LF: My father, Ken, was a funny guy. He knew every joke – I mean every joke. Starting at about 11, I tried to find jokes that he didn’t know. We had a comedic “stump the band” thing going. I’d hear something I thought was funny and bring it to him. I was rarely able to present a set up that he didn’t know or a punch line he couldn’t fill in. I had a lot of practice, and we laughed a lot. My mother has a terrific sense of humor, too.

In the 80’s, a new generation of comedians were like rock stars: Robin Williams, Steve Martin, Billy Crystal, Eddie Murphy and Whoopie Goldberg were just a few of the big names. Comedy clubs like Caroline’s, and Comic Strip Live opened, and concerts filled venues like the Met.

After practicing law for a few years, I indulged the bug by studying comedy with Richard Prior’s former wife, Shelly Bonus, at UCLA and hitting a few open mike nights at local comedy clubs. My most auspicious performance came at the now-defunct LA comedy club, Igby’s. I pretty much stopped doing comedy when my boys were born in 1998. But now I reserve my best jokes for captive audiences in our board room and at seminars and events.

LD: What was a joke or regular line you used that got the biggest laughs?

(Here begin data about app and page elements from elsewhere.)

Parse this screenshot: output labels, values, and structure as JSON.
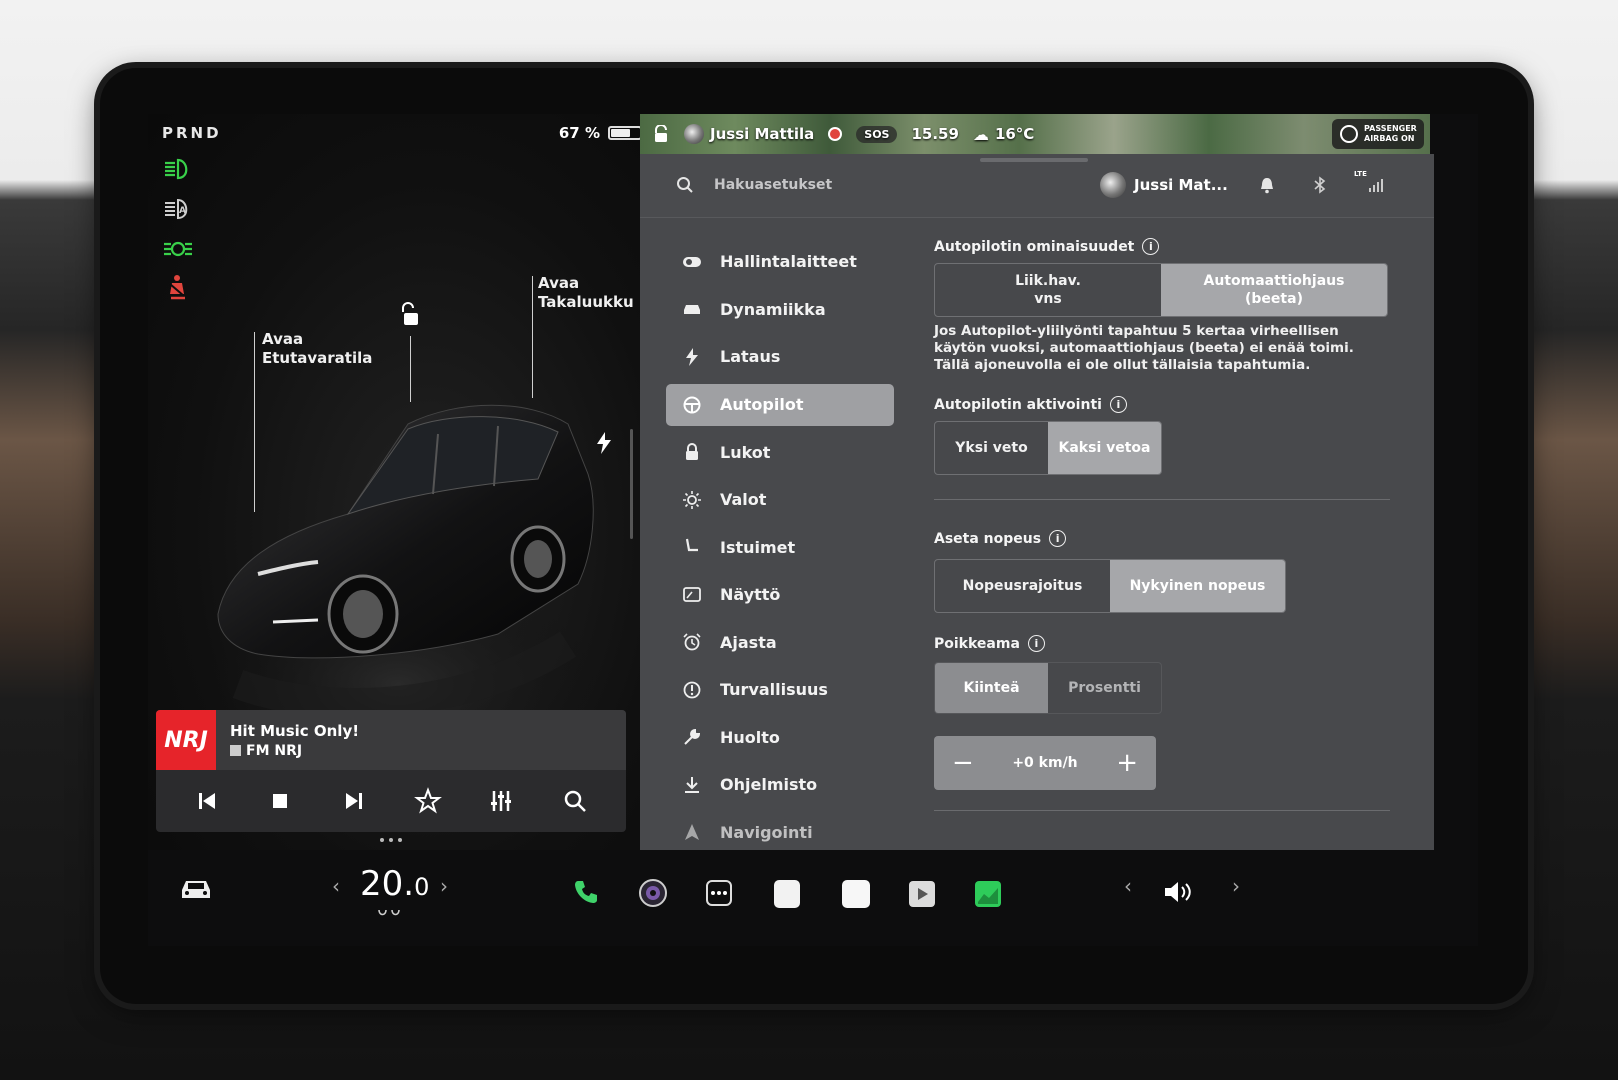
{
  "status": {
    "gear": "PRND",
    "battery_percent": "67 %",
    "battery_level": 0.67
  },
  "colors": {
    "telltale_green": "#39d14a",
    "seatbelt_red": "#e0453d",
    "active_menu": "#9fa0a3",
    "panel_bg": "#48494c",
    "nrj_red": "#e6242a"
  },
  "car": {
    "callout_front": "Avaa\nEtutavaratila",
    "callout_front_l1": "Avaa",
    "callout_front_l2": "Etutavaratila",
    "callout_rear_l1": "Avaa",
    "callout_rear_l2": "Takaluukku"
  },
  "media": {
    "title": "Hit Music Only!",
    "station": "FM NRJ",
    "logo": "NRJ"
  },
  "map_bar": {
    "driver": "Jussi Mattila",
    "sos": "SOS",
    "time": "15.59",
    "weather": "16°C",
    "airbag_l1": "PASSENGER",
    "airbag_l2": "AIRBAG ON"
  },
  "header": {
    "search_placeholder": "Hakuasetukset",
    "profile_name": "Jussi Mat...",
    "lte": "LTE"
  },
  "menu": {
    "items": [
      {
        "label": "Hallintalaitteet",
        "icon": "toggle-icon"
      },
      {
        "label": "Dynamiikka",
        "icon": "car-icon"
      },
      {
        "label": "Lataus",
        "icon": "bolt-icon"
      },
      {
        "label": "Autopilot",
        "icon": "steering-wheel-icon",
        "active": true
      },
      {
        "label": "Lukot",
        "icon": "lock-icon"
      },
      {
        "label": "Valot",
        "icon": "sun-icon"
      },
      {
        "label": "Istuimet",
        "icon": "seat-icon"
      },
      {
        "label": "Näyttö",
        "icon": "display-icon"
      },
      {
        "label": "Ajasta",
        "icon": "alarm-icon"
      },
      {
        "label": "Turvallisuus",
        "icon": "alert-icon"
      },
      {
        "label": "Huolto",
        "icon": "wrench-icon"
      },
      {
        "label": "Ohjelmisto",
        "icon": "download-icon"
      },
      {
        "label": "Navigointi",
        "icon": "navigation-icon"
      }
    ]
  },
  "autopilot": {
    "features_title": "Autopilotin ominaisuudet",
    "features_opt1_l1": "Liik.hav.",
    "features_opt1_l2": "vns",
    "features_opt2_l1": "Automaattiohjaus",
    "features_opt2_l2": "(beeta)",
    "features_note": "Jos Autopilot-yliilyönti tapahtuu 5 kertaa virheellisen käytön vuoksi, automaattiohjaus (beeta) ei enää toimi. Tällä ajoneuvolla ei ole ollut tällaisia tapahtumia.",
    "activation_title": "Autopilotin aktivointi",
    "activation_opt1": "Yksi veto",
    "activation_opt2": "Kaksi vetoa",
    "speed_title": "Aseta nopeus",
    "speed_opt1": "Nopeusrajoitus",
    "speed_opt2": "Nykyinen nopeus",
    "offset_title": "Poikkeama",
    "offset_opt1": "Kiinteä",
    "offset_opt2": "Prosentti",
    "offset_minus": "−",
    "offset_value": "+0 km/h",
    "offset_plus": "+",
    "info_glyph": "i"
  },
  "dock": {
    "temp_main": "20.",
    "temp_dec": "0",
    "chev_left": "‹",
    "chev_right": "›"
  }
}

LF: A lot of my jokes were pretty blue and probably not suitable for print. [Feldman proceeded to tell about 15 minutes worth of jokes, including material from his stand-up work and jokes he has written recently. He was right – Lawdragon cannot print what he said.] Some of my stuff was about growing up in a redneck area and being Jewish, when those topics were a lot less overdone than they are now. I grew up in town in Arizona of 48,000 people, and for a lot of people I was the first Jew they had ever met. I was heavily influenced by George Carlin, who became a friend, Dennis Miller, Robin Williams, Bill Maher, and if you go back farther, by Milton Berle, Lenny Bruce and Mort Saul. Mort also became a friend. [Feldman then told a story about how he met and became friends with Maher at a comedy club in Los Angeles. Their exchange at the bar also cannot be printed here.]

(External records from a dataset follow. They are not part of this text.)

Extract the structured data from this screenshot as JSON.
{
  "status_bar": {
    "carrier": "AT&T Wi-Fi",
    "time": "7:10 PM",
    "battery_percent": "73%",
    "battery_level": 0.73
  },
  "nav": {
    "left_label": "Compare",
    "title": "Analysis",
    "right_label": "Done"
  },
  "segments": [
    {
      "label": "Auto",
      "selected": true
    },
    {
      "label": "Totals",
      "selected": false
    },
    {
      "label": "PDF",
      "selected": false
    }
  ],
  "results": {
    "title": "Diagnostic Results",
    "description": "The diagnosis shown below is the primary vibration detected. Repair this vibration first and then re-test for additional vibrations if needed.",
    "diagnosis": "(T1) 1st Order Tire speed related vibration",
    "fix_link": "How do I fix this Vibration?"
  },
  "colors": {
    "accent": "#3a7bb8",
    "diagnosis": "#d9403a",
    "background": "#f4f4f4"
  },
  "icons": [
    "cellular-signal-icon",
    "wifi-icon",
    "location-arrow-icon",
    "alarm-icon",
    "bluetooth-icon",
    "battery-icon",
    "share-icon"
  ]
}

LD: Has your comedy background contributed to your legal career, such as being able to handle pressure? Do you ever let inappropriate lines slip during legal negotiations?

LF: In my view, a sense of humor is a critical aspect of good communication and great relationships. I try to lighten a moment or break tension in a negotiation, but, always with consideration for my audience and a good sense of when humor isn’t appropriate. I’d like to think my clients and colleagues appreciate my funny bone. I’d like to think that – but who the hell knows?

LD: What do you do in your free time now to relax?

LF: I spend time with my 11-year-old twin boys. My work is challenging and rewarding, and I feel quite grateful and humbled for all the opportunities that have come my way. So, although it sounds like a sound bite, the time I spend with my family is and always will be the most precious part of each day.